Zimplow restructured its operations into four clusters, namely mining, agriculture, property and motoring. The latter will house CT Bolts, Barzem and Northmec while the agricultural division will comprise the Mealie Brand, Farmec and Afritrac.
Manica Properties makes up the properties unit and likewise Puzey and Payne makes up the motoring unit. What is important however is to ensure that the growth in top line is also felt at the bottom line level. This therefore entails streamlining operations to ensure there is no duplication of roles and processes among operating units.
Zimplow’s focus is on agriculture and mining, hence Puzey and Payne should be disposed of as it is now a misfit. Market preferences over the years have shifted from sedans to double cab trucks which their mainstream brand Peugeot does not offer. The company is again struggling to match competition from firms like Croco Motors.

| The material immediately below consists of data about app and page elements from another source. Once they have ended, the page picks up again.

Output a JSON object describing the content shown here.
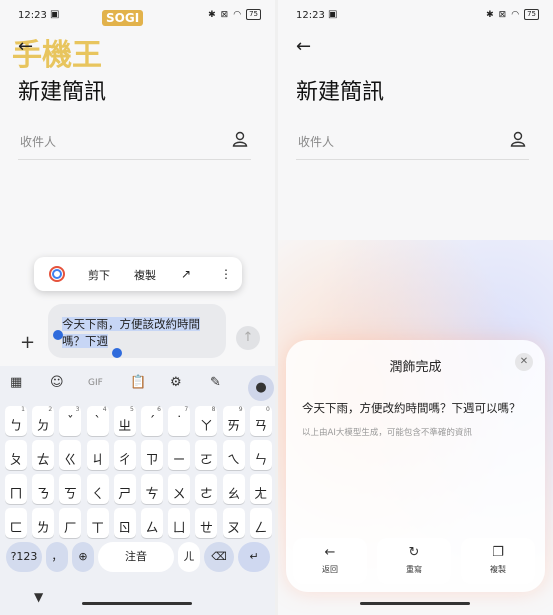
{
  "left": {
    "status": {
      "time": "12:23",
      "battery": "75"
    },
    "watermark": "SOGI",
    "watermark_script": "手機王",
    "title": "新建簡訊",
    "recipient_placeholder": "收件人",
    "popup": {
      "cut": "剪下",
      "copy": "複製"
    },
    "message": {
      "line1": "今天下雨，方便該改約時間",
      "line2": "嗎？下週"
    },
    "keyboard": {
      "toolbar_gif": "GIF",
      "row1": [
        [
          "ㄅ",
          "1"
        ],
        [
          "ㄉ",
          "2"
        ],
        [
          "ˇ",
          "3"
        ],
        [
          "ˋ",
          "4"
        ],
        [
          "ㄓ",
          "5"
        ],
        [
          "ˊ",
          "6"
        ],
        [
          "˙",
          "7"
        ],
        [
          "ㄚ",
          "8"
        ],
        [
          "ㄞ",
          "9"
        ],
        [
          "ㄢ",
          "0"
        ]
      ],
      "row2": [
        "ㄆ",
        "ㄊ",
        "ㄍ",
        "ㄐ",
        "ㄔ",
        "ㄗ",
        "ㄧ",
        "ㄛ",
        "ㄟ",
        "ㄣ"
      ],
      "row3": [
        "ㄇ",
        "ㄋ",
        "ㄎ",
        "ㄑ",
        "ㄕ",
        "ㄘ",
        "ㄨ",
        "ㄜ",
        "ㄠ",
        "ㄤ"
      ],
      "row4": [
        "ㄈ",
        "ㄌ",
        "ㄏ",
        "ㄒ",
        "ㄖ",
        "ㄙ",
        "ㄩ",
        "ㄝ",
        "ㄡ",
        "ㄥ"
      ],
      "sym": "?123",
      "comma": "，",
      "space": "注音",
      "er": "ㄦ"
    }
  },
  "right": {
    "status": {
      "time": "12:23",
      "battery": "75"
    },
    "title": "新建簡訊",
    "recipient_placeholder": "收件人",
    "sheet": {
      "title": "潤飾完成",
      "result": "今天下雨，方便改約時間嗎？下週可以嗎？",
      "note": "以上由AI大模型生成，可能包含不準確的資訊",
      "actions": {
        "back": "返回",
        "rewrite": "重寫",
        "copy": "複製"
      }
    }
  }
}
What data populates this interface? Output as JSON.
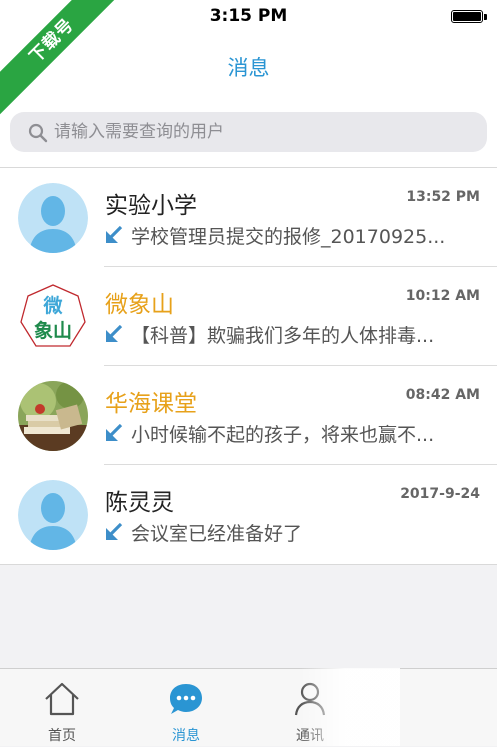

Furthermore, vehicle finance remains tight in the economy and this has seen individuals opting for grey imports to brand new vehicles. Resultantly, vehicle sales and parts over the period were down 20% and 23% respectively. Workshop labour hours also declined by 8%. There is again a need to sell off the property portfolio which the company is sitting on to pay off the short-term expensive debt.
Management should go a step further to ensure the market buys into the new Zimplow strategy. The assets in the group have strong earnings potential. What is now needed is a clear-cut strategy on how operations within the various units will be integrated so that they operate at optimum levels for the benefit of shareholders.
In the short-term, performance will be dragged down by restructuring expenses. Moreover, the company has to bear the costs of buying out TPH minorities of approximately US$3,4 million. The restructuring costs are nonetheless once off and 75% of them were incurred in the past financial year. The new Zimplow has a compelling growth story as it stands to benefit as mining and agriculture are the two sectors anticipated to spearhead economic growth.
There is value for long-term investors in Zimplow as management indicated that revenues might reach US$100 million in 2015 from the current US$36 million.
Agriculture and mining sectors have both exhibited strong growth since dollarisation and still they remain far below the peaks achieved in the mid-1990s.
However, these sectors are greatly underfunded at the moment. Inflows of capital into the resource sector have slowed due to the ongoing implementation of Indigenisation and Economic Empowerment regulations.
On the agricultural front, there is a need to finalise issues of land tenure so that land can be used as an asset in securing finance from banking institutions.